Sunshine in store for Memorial Day weekend

Law makers looking to crack down on looting

This is an archived article and the information in the article may be outdated. Please look at the time stamp on the story to see when it was last updated.

Unfortunately we have learned once a natural disaster hits, looters tend to move in and immediately pick through whatever they can get their hands on.

Now law makers are looking to crack down on looters.

"We will shoot you on site and that's what I would say to a looter coming on to our property," said Darcy Edwards.

Darcy Edwards doesn't mince words for looters.

They took things from their home after the May tornado.

Cleveland County District Attorney Greg Mashburn said his office has filed up to 15 cases involving looting from the tornado disaster area in Moore alone.

Under current law it's very hard to prosecute looters.

"The problem we were having before was having to identify the property back to a victim.  So we couldn't charge a felony before because we would have to locate the victim." said Mashburn.

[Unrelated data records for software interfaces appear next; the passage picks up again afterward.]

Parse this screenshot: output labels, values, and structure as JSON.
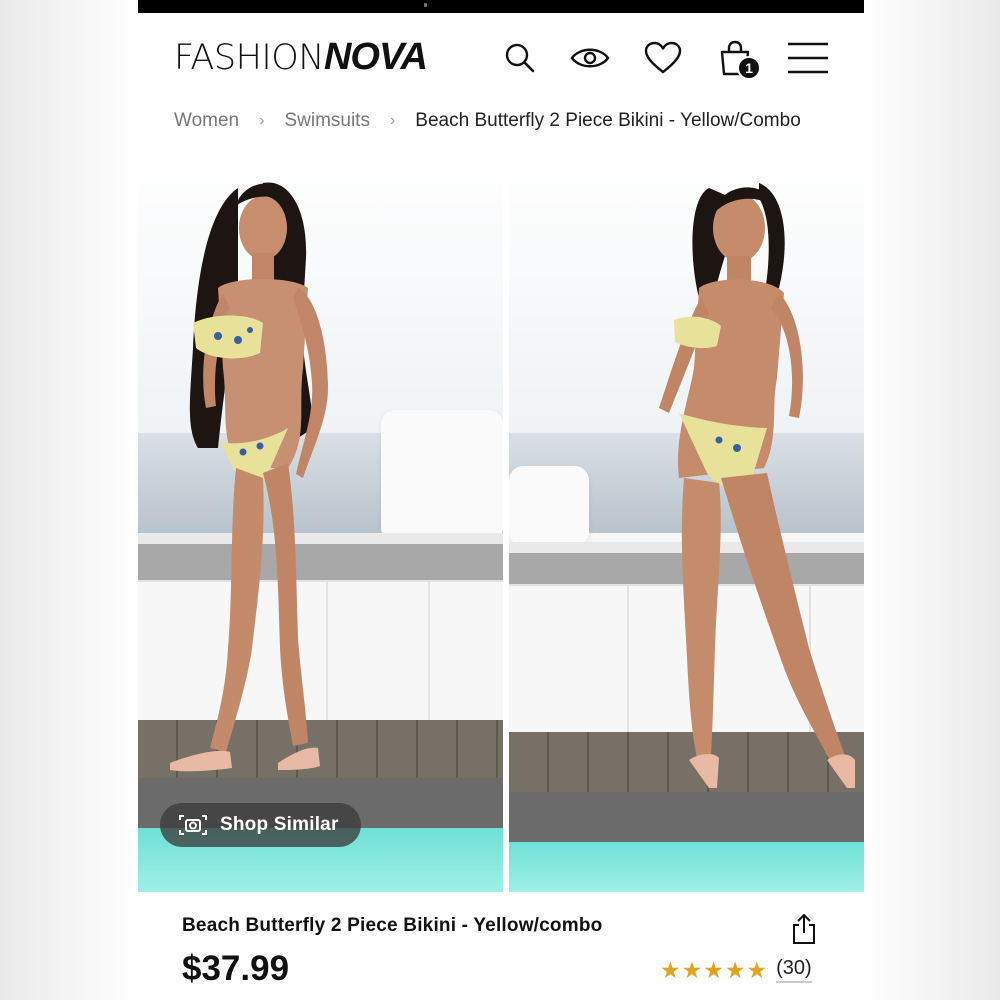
{
  "header": {
    "logo_thin": "FASHION",
    "logo_bold": "NOVA",
    "cart_count": "1",
    "icons": [
      "search-icon",
      "eye-icon",
      "heart-icon",
      "shopping-bag-icon",
      "menu-icon"
    ]
  },
  "breadcrumb": {
    "items": [
      "Women",
      "Swimsuits",
      "Beach Butterfly 2 Piece Bikini - Yellow/Combo"
    ]
  },
  "gallery": {
    "shop_similar_label": "Shop Similar",
    "image_count": 2
  },
  "product": {
    "title": "Beach Butterfly 2 Piece Bikini - Yellow/combo",
    "price": "$37.99",
    "rating_stars": 5,
    "review_count": "(30)"
  },
  "colors": {
    "star": "#e1a320",
    "text": "#111111",
    "badge": "#111111"
  }
}
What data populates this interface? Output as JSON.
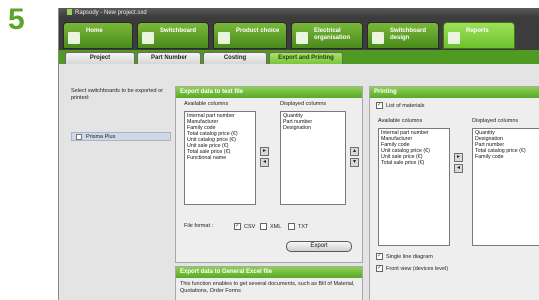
{
  "step_number": "5",
  "window": {
    "title": "Rapsody - New project.sxd"
  },
  "nav_tabs": [
    {
      "label": "Home",
      "icon": "home-icon"
    },
    {
      "label": "Switchboard",
      "icon": "switchboard-icon"
    },
    {
      "label": "Product choice",
      "icon": "product-choice-icon"
    },
    {
      "label": "Electrical organisation",
      "icon": "electrical-organisation-icon"
    },
    {
      "label": "Switchboard design",
      "icon": "switchboard-design-icon"
    },
    {
      "label": "Reports",
      "icon": "reports-icon"
    }
  ],
  "sub_tabs": [
    "Project",
    "Part Number",
    "Costing",
    "Export and Printing"
  ],
  "left_pane": {
    "title": "Select switchboards to be exported or printed:",
    "items": [
      "Prisma Plus"
    ]
  },
  "export_text": {
    "header": "Export data to text file",
    "available_label": "Available columns",
    "displayed_label": "Displayed columns",
    "available": [
      "Internal part number",
      "Manufacturer",
      "Family code",
      "Total catalog price (€)",
      "Unit catalog price (€)",
      "Unit sale price (€)",
      "Total sale price (€)",
      "Functional name"
    ],
    "displayed": [
      "Quantity",
      "Part number",
      "Designation"
    ],
    "format_label": "File format :",
    "formats": [
      {
        "label": "CSV",
        "checked": true
      },
      {
        "label": "XML",
        "checked": false
      },
      {
        "label": "TXT",
        "checked": false
      }
    ],
    "export_button": "Export"
  },
  "export_excel": {
    "header": "Export data to General Excel file",
    "description": "This function enables to get several documents, such as Bill of Material, Quotations, Order Forms"
  },
  "printing": {
    "header": "Printing",
    "list_of_materials": "List of materials",
    "available_label": "Available columns",
    "displayed_label": "Displayed columns",
    "available": [
      "Internal part number",
      "Manufacturer",
      "Family code",
      "Unit catalog price (€)",
      "Unit sale price (€)",
      "Total sale price (€)"
    ],
    "displayed": [
      "Quantity",
      "Designation",
      "Part number",
      "Total catalog price (€)",
      "Family code"
    ],
    "single_line": "Single line diagram",
    "front_view": "Front view (devices level)"
  },
  "arrows": {
    "right": "▸",
    "left": "◂",
    "up": "▴",
    "down": "▾"
  },
  "colors": {
    "accent": "#6cc22d",
    "nav": "#3c3c3c",
    "step": "#5aa52a"
  }
}
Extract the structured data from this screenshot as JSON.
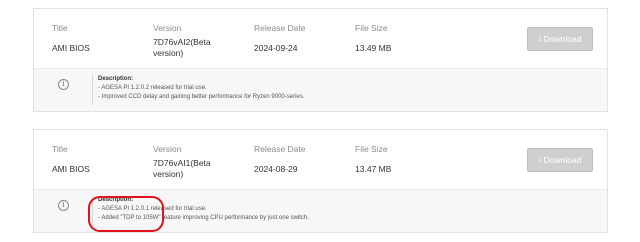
{
  "columns": {
    "title": "Title",
    "version": "Version",
    "release_date": "Release Date",
    "file_size": "File Size"
  },
  "downloads": [
    {
      "title": "AMI BIOS",
      "version": "7D76vAI2(Beta version)",
      "release_date": "2024-09-24",
      "file_size": "13.49 MB",
      "button_label": "Download",
      "description_title": "Description:",
      "description_lines": [
        "- AGESA PI 1.2.0.2 released for trial use.",
        "- Improved CCD delay and gaining better performance for Ryzen 9000-series."
      ]
    },
    {
      "title": "AMI BIOS",
      "version": "7D76vAI1(Beta version)",
      "release_date": "2024-08-29",
      "file_size": "13.47 MB",
      "button_label": "Download",
      "description_title": "Description:",
      "description_lines": [
        "- AGESA PI 1.2.0.1 released for trial use.",
        "- Added \"TDP to 105W\" feature improving CPU performance by just one switch."
      ]
    }
  ],
  "icons": {
    "info": "info-icon",
    "download": "download-icon"
  },
  "colors": {
    "button_bg": "#cfcfcf",
    "desc_bg": "#f7f7f7",
    "highlight": "#e0121a"
  }
}
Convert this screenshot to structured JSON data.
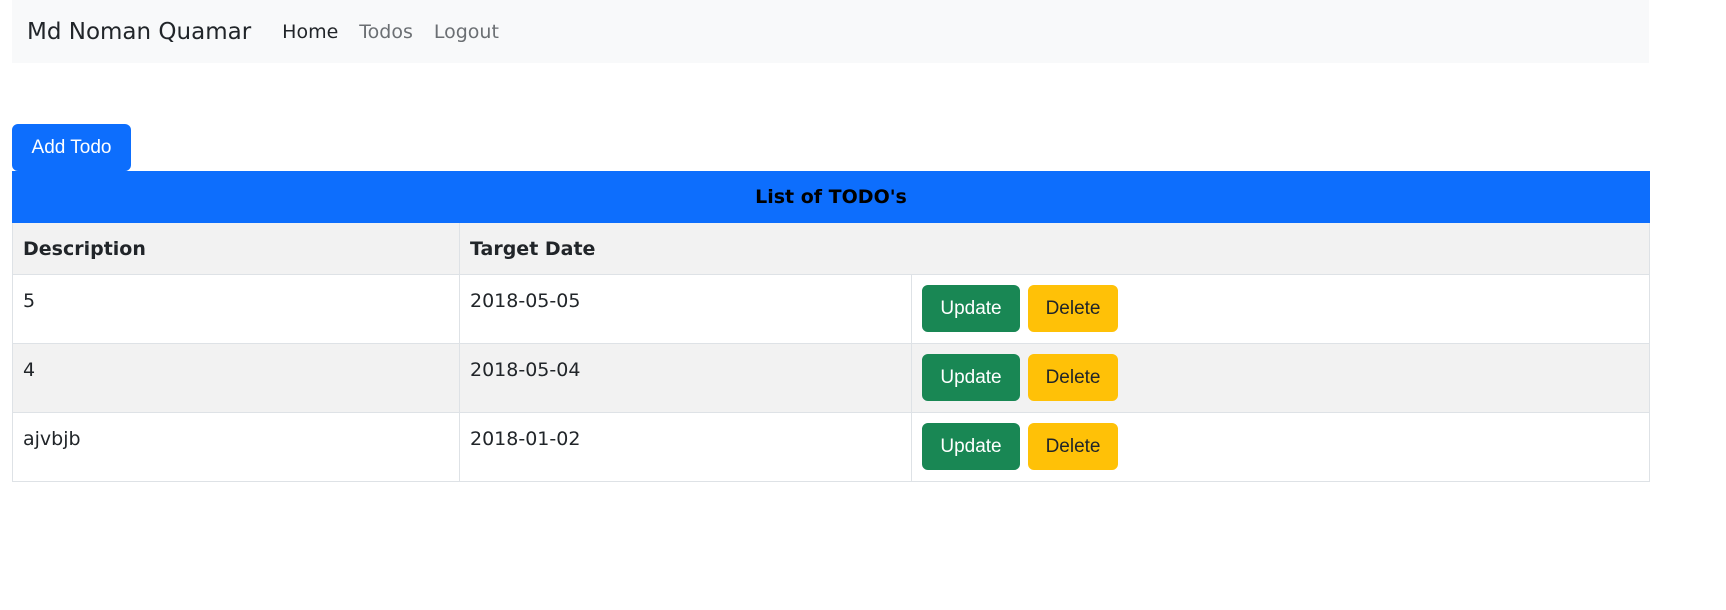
{
  "navbar": {
    "brand": "Md Noman Quamar",
    "links": [
      {
        "label": "Home",
        "active": true
      },
      {
        "label": "Todos",
        "active": false
      },
      {
        "label": "Logout",
        "active": false
      }
    ]
  },
  "add_button_label": "Add Todo",
  "table": {
    "caption": "List of TODO's",
    "columns": [
      "Description",
      "Target Date",
      ""
    ],
    "rows": [
      {
        "description": "5",
        "target_date": "2018-05-05",
        "update_label": "Update",
        "delete_label": "Delete"
      },
      {
        "description": "4",
        "target_date": "2018-05-04",
        "update_label": "Update",
        "delete_label": "Delete"
      },
      {
        "description": "ajvbjb",
        "target_date": "2018-01-02",
        "update_label": "Update",
        "delete_label": "Delete"
      }
    ]
  },
  "colors": {
    "primary": "#0d6efd",
    "success": "#198754",
    "warning": "#ffc107",
    "navbar_bg": "#f8f9fa",
    "stripe": "#f2f2f2"
  }
}
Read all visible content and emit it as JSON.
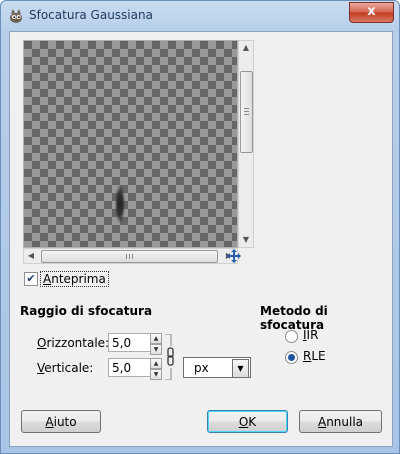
{
  "window": {
    "title": "Sfocatura Gaussiana",
    "close_label": "x"
  },
  "preview": {
    "toggle_label": "Anteprima",
    "toggle_checked": true
  },
  "radius": {
    "title": "Raggio di sfocatura",
    "horizontal_label": "Orizzontale:",
    "horizontal_value": "5,0",
    "vertical_label": "Verticale:",
    "vertical_value": "5,0",
    "unit": "px"
  },
  "method": {
    "title": "Metodo di sfocatura",
    "options": [
      {
        "label": "IIR",
        "selected": false
      },
      {
        "label": "RLE",
        "selected": true
      }
    ]
  },
  "buttons": {
    "help": "Aiuto",
    "ok": "OK",
    "cancel": "Annulla"
  },
  "icons": {
    "app": "gimp-wilber-icon",
    "navigate": "move-cross-icon",
    "chain": "chain-link-icon"
  }
}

Now Representative Mark McBride (R-Moore) has filed legislation.

Senate Bill 2071 would make it a felony to steal from areas hit hard by storms.

That includes those who say they thought they were just taking junk from garbage piles.

"Whatever is on that piece of property is theirs unless they give someone permission to go in and take it out." said Mashburn.

Mashburn says he's behind it because offenders shouldn't slip through the cracks.

"I think it's certainly a deterrent," said Mashburn. "This gives a little more consequence for somebody that's going to take advantage of people who have already been victimized."